====== DATA IN THIS EXERCISE ======

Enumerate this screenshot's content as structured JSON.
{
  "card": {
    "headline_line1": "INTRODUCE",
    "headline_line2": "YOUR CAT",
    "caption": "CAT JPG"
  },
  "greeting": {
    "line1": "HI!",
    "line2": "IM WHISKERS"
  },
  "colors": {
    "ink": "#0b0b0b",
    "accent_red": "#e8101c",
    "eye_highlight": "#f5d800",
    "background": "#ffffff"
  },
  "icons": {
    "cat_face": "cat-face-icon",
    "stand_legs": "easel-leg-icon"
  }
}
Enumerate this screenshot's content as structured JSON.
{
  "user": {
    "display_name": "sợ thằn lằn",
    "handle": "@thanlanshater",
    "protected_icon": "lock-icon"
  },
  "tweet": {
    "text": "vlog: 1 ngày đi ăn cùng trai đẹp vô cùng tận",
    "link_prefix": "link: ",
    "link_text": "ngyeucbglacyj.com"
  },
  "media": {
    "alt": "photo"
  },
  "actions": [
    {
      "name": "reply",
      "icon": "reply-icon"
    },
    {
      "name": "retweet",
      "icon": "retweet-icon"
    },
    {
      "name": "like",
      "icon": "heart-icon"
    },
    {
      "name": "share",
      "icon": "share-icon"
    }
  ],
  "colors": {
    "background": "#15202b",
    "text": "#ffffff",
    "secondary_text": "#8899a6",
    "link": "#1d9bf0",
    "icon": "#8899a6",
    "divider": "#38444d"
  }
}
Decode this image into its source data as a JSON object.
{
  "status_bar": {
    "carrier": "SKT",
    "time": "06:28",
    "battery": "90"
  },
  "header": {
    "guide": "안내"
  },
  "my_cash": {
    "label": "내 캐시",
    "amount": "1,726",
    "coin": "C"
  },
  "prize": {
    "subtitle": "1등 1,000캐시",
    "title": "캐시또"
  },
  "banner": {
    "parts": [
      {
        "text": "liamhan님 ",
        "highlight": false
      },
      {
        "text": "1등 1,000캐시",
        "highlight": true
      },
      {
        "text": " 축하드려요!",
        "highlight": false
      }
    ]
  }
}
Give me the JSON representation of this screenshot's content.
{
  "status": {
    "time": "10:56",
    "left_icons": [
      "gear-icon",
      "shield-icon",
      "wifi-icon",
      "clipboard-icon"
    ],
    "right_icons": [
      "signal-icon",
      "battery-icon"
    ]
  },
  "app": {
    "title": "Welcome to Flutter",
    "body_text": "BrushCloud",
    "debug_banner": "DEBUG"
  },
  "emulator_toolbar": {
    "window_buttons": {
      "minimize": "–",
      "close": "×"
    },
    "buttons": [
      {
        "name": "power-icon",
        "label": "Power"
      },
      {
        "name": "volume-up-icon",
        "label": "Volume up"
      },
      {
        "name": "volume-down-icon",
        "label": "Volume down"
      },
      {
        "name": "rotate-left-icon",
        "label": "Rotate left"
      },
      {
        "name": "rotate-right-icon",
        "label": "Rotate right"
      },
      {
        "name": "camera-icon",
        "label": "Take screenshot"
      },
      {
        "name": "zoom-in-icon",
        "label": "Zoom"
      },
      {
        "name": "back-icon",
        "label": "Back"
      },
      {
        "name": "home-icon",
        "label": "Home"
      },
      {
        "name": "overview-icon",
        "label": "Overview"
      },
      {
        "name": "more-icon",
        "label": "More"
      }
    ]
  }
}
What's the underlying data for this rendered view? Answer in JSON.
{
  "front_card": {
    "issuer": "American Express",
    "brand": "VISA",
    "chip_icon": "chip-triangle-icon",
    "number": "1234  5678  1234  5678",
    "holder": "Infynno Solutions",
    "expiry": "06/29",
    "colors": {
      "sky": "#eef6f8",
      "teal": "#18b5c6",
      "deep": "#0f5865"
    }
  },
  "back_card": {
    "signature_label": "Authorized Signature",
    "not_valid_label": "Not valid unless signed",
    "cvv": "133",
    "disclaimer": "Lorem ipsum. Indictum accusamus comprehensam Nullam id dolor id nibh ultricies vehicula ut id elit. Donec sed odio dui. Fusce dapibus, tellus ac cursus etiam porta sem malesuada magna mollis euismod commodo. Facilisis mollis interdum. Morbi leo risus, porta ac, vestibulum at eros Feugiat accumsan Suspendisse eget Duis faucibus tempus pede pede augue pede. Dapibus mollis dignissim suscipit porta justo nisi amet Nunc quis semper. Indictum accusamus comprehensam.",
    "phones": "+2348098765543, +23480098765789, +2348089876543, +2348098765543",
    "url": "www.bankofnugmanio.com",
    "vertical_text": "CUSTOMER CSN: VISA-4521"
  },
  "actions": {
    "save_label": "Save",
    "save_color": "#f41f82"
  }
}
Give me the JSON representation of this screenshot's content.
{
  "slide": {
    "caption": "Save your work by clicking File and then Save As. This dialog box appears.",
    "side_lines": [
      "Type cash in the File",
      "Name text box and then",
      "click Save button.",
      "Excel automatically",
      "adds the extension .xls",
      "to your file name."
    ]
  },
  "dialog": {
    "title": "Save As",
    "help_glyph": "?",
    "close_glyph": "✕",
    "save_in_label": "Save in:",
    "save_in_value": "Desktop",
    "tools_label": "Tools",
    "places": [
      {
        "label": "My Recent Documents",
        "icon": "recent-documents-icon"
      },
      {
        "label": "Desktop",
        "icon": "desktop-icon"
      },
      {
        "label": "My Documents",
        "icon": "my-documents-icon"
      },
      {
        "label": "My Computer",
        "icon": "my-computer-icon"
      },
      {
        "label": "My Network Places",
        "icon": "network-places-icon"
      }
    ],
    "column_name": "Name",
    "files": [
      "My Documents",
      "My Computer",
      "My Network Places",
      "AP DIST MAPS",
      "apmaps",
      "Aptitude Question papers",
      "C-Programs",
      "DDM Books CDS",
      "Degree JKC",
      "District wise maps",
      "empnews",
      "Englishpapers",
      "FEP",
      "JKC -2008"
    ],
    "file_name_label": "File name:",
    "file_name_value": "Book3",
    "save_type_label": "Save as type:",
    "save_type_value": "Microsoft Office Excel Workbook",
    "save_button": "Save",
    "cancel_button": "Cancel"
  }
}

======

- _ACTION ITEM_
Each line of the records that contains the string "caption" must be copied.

- _SOLUTION TO THIS EXERCISE_
    "caption": "CAT JPG"
    "caption": "Save your work by clicking File and then Save As. This dialog box appears.",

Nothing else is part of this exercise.